• Activity: Every line holding the string "Temperature" is to be copied from the entries below.

Excerpts from a dataset:
=== Begin Enclosure ===

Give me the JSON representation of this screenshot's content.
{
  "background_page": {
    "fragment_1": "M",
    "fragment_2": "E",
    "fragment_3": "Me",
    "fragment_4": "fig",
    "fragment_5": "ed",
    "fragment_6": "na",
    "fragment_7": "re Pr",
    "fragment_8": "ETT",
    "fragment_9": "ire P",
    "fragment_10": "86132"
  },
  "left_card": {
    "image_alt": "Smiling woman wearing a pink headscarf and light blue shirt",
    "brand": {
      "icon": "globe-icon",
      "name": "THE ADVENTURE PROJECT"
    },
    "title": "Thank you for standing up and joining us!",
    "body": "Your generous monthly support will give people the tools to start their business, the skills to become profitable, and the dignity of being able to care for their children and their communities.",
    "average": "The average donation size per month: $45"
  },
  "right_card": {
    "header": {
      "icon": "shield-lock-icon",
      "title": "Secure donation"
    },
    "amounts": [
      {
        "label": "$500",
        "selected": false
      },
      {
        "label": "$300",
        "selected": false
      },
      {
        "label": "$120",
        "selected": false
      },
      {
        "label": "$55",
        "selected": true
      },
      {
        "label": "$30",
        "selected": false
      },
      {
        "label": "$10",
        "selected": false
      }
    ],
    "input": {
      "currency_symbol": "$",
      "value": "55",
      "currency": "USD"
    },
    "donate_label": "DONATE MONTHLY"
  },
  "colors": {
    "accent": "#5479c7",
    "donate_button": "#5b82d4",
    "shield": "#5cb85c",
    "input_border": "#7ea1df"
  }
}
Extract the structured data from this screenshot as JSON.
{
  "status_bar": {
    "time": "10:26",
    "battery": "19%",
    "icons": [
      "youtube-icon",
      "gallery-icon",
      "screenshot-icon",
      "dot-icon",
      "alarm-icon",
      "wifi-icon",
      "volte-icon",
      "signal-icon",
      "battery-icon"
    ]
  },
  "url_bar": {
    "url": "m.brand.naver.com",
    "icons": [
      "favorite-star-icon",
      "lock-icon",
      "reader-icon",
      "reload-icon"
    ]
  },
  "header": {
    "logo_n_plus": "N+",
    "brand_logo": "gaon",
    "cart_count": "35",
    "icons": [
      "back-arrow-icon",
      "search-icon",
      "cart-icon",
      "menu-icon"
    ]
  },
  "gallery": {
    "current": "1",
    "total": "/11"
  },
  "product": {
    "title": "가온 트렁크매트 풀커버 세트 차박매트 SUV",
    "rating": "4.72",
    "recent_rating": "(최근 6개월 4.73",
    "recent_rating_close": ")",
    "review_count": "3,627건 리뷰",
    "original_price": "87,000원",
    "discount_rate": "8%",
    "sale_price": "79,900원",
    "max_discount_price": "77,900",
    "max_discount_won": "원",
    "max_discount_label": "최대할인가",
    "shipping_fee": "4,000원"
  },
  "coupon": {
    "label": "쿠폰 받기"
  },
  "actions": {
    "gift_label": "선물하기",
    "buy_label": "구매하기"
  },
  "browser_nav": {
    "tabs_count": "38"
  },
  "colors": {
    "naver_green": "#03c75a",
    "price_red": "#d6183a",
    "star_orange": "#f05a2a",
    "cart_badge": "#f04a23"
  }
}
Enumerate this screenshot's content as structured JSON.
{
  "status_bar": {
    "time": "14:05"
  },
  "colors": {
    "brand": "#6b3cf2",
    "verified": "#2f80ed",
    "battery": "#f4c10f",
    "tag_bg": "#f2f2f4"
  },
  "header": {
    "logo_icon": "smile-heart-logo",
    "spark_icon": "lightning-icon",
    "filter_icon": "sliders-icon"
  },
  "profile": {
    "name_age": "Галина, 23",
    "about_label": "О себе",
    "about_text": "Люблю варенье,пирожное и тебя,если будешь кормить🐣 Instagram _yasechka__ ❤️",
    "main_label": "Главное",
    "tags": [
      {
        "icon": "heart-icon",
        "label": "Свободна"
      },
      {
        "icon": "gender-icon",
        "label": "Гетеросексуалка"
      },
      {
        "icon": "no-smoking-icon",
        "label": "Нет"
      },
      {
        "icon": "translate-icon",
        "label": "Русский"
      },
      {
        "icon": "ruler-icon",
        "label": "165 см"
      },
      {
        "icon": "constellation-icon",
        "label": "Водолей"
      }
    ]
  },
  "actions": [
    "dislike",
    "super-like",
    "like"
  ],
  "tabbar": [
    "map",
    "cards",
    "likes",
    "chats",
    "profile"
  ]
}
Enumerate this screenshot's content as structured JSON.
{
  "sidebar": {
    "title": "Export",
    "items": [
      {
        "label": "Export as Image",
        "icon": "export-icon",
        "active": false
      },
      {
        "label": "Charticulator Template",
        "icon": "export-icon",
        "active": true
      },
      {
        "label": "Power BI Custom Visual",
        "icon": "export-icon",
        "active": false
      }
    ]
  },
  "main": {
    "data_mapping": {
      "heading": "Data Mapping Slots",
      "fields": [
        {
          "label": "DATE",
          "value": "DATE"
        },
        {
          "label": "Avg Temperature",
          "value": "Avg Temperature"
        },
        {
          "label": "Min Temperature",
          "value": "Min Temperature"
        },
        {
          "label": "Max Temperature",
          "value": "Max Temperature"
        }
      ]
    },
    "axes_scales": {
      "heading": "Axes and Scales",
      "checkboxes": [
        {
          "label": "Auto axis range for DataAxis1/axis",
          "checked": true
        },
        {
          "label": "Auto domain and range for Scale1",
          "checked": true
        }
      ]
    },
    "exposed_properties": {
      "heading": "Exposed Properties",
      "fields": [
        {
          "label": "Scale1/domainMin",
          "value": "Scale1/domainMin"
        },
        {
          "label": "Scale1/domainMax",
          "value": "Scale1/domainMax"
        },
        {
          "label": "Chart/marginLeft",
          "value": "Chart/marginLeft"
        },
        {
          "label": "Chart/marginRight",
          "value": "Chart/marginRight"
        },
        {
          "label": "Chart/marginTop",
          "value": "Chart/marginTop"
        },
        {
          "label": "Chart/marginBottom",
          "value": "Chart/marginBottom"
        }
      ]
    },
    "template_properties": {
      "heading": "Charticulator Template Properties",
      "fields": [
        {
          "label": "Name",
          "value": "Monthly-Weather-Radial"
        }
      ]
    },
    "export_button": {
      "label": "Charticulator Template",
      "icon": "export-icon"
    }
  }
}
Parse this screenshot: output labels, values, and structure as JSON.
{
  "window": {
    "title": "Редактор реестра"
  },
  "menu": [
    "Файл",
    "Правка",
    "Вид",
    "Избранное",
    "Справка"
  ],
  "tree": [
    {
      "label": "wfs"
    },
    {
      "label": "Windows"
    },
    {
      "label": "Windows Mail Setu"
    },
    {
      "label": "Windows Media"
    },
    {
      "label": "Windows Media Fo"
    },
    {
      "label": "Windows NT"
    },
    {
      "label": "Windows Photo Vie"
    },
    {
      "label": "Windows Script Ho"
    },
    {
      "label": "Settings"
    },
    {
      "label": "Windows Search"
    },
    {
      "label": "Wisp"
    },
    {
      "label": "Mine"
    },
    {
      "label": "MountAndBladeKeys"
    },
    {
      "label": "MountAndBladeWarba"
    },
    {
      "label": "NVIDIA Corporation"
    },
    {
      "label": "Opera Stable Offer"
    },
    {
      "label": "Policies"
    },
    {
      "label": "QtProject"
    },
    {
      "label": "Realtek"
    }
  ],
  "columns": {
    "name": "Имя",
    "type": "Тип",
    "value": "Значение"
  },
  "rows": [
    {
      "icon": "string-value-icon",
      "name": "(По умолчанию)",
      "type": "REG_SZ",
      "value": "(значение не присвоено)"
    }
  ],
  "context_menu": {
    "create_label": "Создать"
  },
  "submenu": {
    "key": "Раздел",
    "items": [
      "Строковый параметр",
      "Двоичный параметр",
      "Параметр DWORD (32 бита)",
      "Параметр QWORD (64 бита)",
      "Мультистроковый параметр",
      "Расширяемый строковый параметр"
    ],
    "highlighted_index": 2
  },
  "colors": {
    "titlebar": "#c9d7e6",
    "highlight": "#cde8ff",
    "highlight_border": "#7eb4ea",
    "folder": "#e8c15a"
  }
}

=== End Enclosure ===

• Result:
          "label": "Avg Temperature",
          "value": "Avg Temperature"
          "label": "Min Temperature",
          "value": "Min Temperature"
          "label": "Max Temperature",
          "value": "Max Temperature"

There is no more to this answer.